EXERCISE BRIEF: Could you print the full listing below, keeping each line identical?

RECORDED DATA:
::::::::

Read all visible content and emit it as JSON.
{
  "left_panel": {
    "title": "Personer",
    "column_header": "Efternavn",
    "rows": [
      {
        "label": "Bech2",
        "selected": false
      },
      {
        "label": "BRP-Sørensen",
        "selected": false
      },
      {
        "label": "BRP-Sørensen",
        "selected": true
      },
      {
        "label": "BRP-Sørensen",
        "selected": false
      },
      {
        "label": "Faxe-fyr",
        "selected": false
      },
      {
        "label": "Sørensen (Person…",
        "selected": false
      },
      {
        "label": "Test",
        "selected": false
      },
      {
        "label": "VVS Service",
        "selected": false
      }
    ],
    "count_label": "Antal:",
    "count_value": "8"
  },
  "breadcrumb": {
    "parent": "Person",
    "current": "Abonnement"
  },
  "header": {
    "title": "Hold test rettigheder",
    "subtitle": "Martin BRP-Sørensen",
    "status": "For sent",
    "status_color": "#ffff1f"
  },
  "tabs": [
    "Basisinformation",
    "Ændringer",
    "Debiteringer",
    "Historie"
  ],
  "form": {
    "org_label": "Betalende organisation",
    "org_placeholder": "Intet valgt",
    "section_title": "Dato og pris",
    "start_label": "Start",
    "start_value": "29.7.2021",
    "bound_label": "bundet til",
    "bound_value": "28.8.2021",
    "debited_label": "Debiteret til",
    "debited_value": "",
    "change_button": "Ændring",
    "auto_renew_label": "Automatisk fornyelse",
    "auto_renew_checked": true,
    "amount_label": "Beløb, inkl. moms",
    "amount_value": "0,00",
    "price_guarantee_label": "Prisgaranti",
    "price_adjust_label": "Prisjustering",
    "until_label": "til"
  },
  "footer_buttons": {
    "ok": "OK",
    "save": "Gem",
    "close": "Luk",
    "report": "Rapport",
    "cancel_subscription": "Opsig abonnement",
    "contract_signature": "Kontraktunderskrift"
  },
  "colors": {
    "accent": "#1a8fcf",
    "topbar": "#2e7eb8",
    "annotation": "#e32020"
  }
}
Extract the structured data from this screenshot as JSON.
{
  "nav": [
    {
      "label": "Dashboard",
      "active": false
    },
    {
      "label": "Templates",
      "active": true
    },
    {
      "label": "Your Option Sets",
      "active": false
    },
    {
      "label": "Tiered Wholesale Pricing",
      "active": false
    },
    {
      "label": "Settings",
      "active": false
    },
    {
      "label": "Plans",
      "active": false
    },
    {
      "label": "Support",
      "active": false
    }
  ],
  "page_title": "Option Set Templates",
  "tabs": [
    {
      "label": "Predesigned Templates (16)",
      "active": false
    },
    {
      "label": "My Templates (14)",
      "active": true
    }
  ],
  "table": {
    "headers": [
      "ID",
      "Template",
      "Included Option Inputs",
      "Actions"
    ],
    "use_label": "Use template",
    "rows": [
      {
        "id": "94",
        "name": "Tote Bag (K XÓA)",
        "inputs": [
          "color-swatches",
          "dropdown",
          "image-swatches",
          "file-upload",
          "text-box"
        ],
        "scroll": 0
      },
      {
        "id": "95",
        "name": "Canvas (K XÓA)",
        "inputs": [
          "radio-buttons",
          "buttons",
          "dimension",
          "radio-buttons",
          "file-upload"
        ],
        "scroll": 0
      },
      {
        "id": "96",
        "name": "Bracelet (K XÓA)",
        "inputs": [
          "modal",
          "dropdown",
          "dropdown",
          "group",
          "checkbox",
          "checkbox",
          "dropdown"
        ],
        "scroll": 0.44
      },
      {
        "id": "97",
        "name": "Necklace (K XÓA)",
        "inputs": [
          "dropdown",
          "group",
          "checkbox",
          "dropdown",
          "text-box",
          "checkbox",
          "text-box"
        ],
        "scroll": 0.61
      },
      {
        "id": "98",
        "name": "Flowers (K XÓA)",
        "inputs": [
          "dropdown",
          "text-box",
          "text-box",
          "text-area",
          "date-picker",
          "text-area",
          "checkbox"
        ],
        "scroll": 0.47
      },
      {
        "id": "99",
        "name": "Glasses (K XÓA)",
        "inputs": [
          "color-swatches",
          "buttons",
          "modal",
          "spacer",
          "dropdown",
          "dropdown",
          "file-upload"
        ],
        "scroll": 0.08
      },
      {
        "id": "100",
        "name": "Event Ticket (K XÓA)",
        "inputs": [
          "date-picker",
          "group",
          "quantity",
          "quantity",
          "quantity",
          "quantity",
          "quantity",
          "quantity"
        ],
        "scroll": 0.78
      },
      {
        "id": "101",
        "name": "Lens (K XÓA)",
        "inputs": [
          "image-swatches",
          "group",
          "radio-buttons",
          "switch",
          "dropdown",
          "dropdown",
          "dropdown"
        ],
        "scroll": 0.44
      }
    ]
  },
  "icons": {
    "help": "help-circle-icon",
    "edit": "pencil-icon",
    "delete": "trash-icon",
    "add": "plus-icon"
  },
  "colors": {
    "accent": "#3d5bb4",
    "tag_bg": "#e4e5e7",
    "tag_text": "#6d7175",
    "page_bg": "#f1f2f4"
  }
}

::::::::

WRITTEN RESPONSE:
Read all visible content and emit it as JSON.
{
  "left_panel": {
    "title": "Personer",
    "column_header": "Efternavn",
    "rows": [
      {
        "label": "Bech2",
        "selected": false
      },
      {
        "label": "BRP-Sørensen",
        "selected": false
      },
      {
        "label": "BRP-Sørensen",
        "selected": true
      },
      {
        "label": "BRP-Sørensen",
        "selected": false
      },
      {
        "label": "Faxe-fyr",
        "selected": false
      },
      {
        "label": "Sørensen (Person…",
        "selected": false
      },
      {
        "label": "Test",
        "selected": false
      },
      {
        "label": "VVS Service",
        "selected": false
      }
    ],
    "count_label": "Antal:",
    "count_value": "8"
  },
  "breadcrumb": {
    "parent": "Person",
    "current": "Abonnement"
  },
  "header": {
    "title": "Hold test rettigheder",
    "subtitle": "Martin BRP-Sørensen",
    "status": "For sent",
    "status_color": "#ffff1f"
  },
  "tabs": [
    "Basisinformation",
    "Ændringer",
    "Debiteringer",
    "Historie"
  ],
  "form": {
    "org_label": "Betalende organisation",
    "org_placeholder": "Intet valgt",
    "section_title": "Dato og pris",
    "start_label": "Start",
    "start_value": "29.7.2021",
    "bound_label": "bundet til",
    "bound_value": "28.8.2021",
    "debited_label": "Debiteret til",
    "debited_value": "",
    "change_button": "Ændring",
    "auto_renew_label": "Automatisk fornyelse",
    "auto_renew_checked": true,
    "amount_label": "Beløb, inkl. moms",
    "amount_value": "0,00",
    "price_guarantee_label": "Prisgaranti",
    "price_adjust_label": "Prisjustering",
    "until_label": "til"
  },
  "footer_buttons": {
    "ok": "OK",
    "save": "Gem",
    "close": "Luk",
    "report": "Rapport",
    "cancel_subscription": "Opsig abonnement",
    "contract_signature": "Kontraktunderskrift"
  },
  "colors": {
    "accent": "#1a8fcf",
    "topbar": "#2e7eb8",
    "annotation": "#e32020"
  }
}
Extract the structured data from this screenshot as JSON.
{
  "nav": [
    {
      "label": "Dashboard",
      "active": false
    },
    {
      "label": "Templates",
      "active": true
    },
    {
      "label": "Your Option Sets",
      "active": false
    },
    {
      "label": "Tiered Wholesale Pricing",
      "active": false
    },
    {
      "label": "Settings",
      "active": false
    },
    {
      "label": "Plans",
      "active": false
    },
    {
      "label": "Support",
      "active": false
    }
  ],
  "page_title": "Option Set Templates",
  "tabs": [
    {
      "label": "Predesigned Templates (16)",
      "active": false
    },
    {
      "label": "My Templates (14)",
      "active": true
    }
  ],
  "table": {
    "headers": [
      "ID",
      "Template",
      "Included Option Inputs",
      "Actions"
    ],
    "use_label": "Use template",
    "rows": [
      {
        "id": "94",
        "name": "Tote Bag (K XÓA)",
        "inputs": [
          "color-swatches",
          "dropdown",
          "image-swatches",
          "file-upload",
          "text-box"
        ],
        "scroll": 0
      },
      {
        "id": "95",
        "name": "Canvas (K XÓA)",
        "inputs": [
          "radio-buttons",
          "buttons",
          "dimension",
          "radio-buttons",
          "file-upload"
        ],
        "scroll": 0
      },
      {
        "id": "96",
        "name": "Bracelet (K XÓA)",
        "inputs": [
          "modal",
          "dropdown",
          "dropdown",
          "group",
          "checkbox",
          "checkbox",
          "dropdown"
        ],
        "scroll": 0.44
      },
      {
        "id": "97",
        "name": "Necklace (K XÓA)",
        "inputs": [
          "dropdown",
          "group",
          "checkbox",
          "dropdown",
          "text-box",
          "checkbox",
          "text-box"
        ],
        "scroll": 0.61
      },
      {
        "id": "98",
        "name": "Flowers (K XÓA)",
        "inputs": [
          "dropdown",
          "text-box",
          "text-box",
          "text-area",
          "date-picker",
          "text-area",
          "checkbox"
        ],
        "scroll": 0.47
      },
      {
        "id": "99",
        "name": "Glasses (K XÓA)",
        "inputs": [
          "color-swatches",
          "buttons",
          "modal",
          "spacer",
          "dropdown",
          "dropdown",
          "file-upload"
        ],
        "scroll": 0.08
      },
      {
        "id": "100",
        "name": "Event Ticket (K XÓA)",
        "inputs": [
          "date-picker",
          "group",
          "quantity",
          "quantity",
          "quantity",
          "quantity",
          "quantity",
          "quantity"
        ],
        "scroll": 0.78
      },
      {
        "id": "101",
        "name": "Lens (K XÓA)",
        "inputs": [
          "image-swatches",
          "group",
          "radio-buttons",
          "switch",
          "dropdown",
          "dropdown",
          "dropdown"
        ],
        "scroll": 0.44
      }
    ]
  },
  "icons": {
    "help": "help-circle-icon",
    "edit": "pencil-icon",
    "delete": "trash-icon",
    "add": "plus-icon"
  },
  "colors": {
    "accent": "#3d5bb4",
    "tag_bg": "#e4e5e7",
    "tag_text": "#6d7175",
    "page_bg": "#f1f2f4"
  }
}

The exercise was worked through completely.